The really progressive portions of the 1976 act are those which relate to land, representing as they do the culmination of the work of Mr Stephen Campbell, who campaigned for the rights of Amerindians - particularly land rights - more than forty years ago. (It might be observed that he never lived to see the land provisions which he had advocated so vigorously written into law, and while he perhaps would have derived a certain satisfaction from the Amerindian Act in this regard, he would have taken serious exception to some of its other sections.)
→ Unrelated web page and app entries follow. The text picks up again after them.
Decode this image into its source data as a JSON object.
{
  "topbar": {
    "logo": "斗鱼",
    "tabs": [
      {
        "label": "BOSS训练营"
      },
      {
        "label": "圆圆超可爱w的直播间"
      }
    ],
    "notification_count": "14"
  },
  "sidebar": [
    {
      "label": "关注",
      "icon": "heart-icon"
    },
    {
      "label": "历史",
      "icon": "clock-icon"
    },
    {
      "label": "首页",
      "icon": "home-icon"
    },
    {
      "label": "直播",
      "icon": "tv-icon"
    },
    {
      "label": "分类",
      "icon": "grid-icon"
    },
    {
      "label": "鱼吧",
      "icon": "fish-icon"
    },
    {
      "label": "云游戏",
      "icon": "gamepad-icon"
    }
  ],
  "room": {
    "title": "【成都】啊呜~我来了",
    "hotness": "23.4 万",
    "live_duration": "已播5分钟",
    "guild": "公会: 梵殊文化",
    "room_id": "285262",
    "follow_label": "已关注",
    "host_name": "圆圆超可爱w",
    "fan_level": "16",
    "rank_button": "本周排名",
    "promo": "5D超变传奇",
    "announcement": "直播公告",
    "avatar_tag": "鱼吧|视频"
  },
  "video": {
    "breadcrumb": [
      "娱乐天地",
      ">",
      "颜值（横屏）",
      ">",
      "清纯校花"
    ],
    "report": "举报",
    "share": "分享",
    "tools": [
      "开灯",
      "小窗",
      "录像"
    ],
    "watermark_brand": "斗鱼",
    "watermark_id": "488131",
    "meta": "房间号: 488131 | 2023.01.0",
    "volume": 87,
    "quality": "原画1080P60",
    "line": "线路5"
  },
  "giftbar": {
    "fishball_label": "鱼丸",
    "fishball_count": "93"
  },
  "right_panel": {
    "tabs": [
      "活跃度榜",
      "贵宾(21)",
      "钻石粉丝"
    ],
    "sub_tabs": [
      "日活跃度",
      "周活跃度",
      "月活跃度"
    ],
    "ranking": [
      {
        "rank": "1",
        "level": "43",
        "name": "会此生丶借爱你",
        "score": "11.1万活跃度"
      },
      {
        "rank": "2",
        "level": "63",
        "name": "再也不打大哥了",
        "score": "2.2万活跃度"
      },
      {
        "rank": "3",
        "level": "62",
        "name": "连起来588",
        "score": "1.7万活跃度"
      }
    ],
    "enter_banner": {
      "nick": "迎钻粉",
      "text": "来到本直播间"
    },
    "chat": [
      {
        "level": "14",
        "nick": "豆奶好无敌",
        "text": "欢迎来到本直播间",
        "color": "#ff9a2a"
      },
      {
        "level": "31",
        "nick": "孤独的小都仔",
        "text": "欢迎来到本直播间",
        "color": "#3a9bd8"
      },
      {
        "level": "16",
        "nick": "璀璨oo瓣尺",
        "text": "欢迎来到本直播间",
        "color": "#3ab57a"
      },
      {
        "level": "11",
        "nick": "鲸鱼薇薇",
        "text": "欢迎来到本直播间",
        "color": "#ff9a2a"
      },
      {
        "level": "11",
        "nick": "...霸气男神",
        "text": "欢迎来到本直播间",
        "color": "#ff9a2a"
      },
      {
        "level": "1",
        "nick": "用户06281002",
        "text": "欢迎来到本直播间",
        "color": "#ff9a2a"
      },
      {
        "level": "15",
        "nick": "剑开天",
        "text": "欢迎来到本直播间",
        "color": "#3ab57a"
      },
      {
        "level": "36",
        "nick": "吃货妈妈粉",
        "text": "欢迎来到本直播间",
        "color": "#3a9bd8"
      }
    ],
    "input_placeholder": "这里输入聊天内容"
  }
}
The important point about the 1976 land provisions is that for the first time communal rights to land were given legislative expression, and it is less than accurate to regard these clauses as deriving from the reservation system of 1902 which was entirely paternalistic in concept and did not embody any notion of ‘right.’ In fact, the word ‘reservation’ with all its negative connotations is not used in the Amerindian Act; rather there are Amerindian ‘villages’ and ‘districts.’ It is true that there have been complaints about the 1976 land provisions over the years, most notably that Amerindians are denied sub-soil rights. Clearly this is something which would have to be negotiated again. The other main complaint has been that the lands specified in the various schedules to the act are inadequate.
This is a criticism of a different order, however, since boundary adjustment does not involve a matter of principle and would not require an amendment to the primary legislation. However, since the act is to be looked at in its entirety anyway, it would make sense to address the question of land quotas set forth in the schedules at the same time. Up to this point, however, the Government has refused to address this question, but until it is addressed, it will impede all other programmes the administration has for the interior. It is in its own interest, therefore, to move on this matter with some dispatch.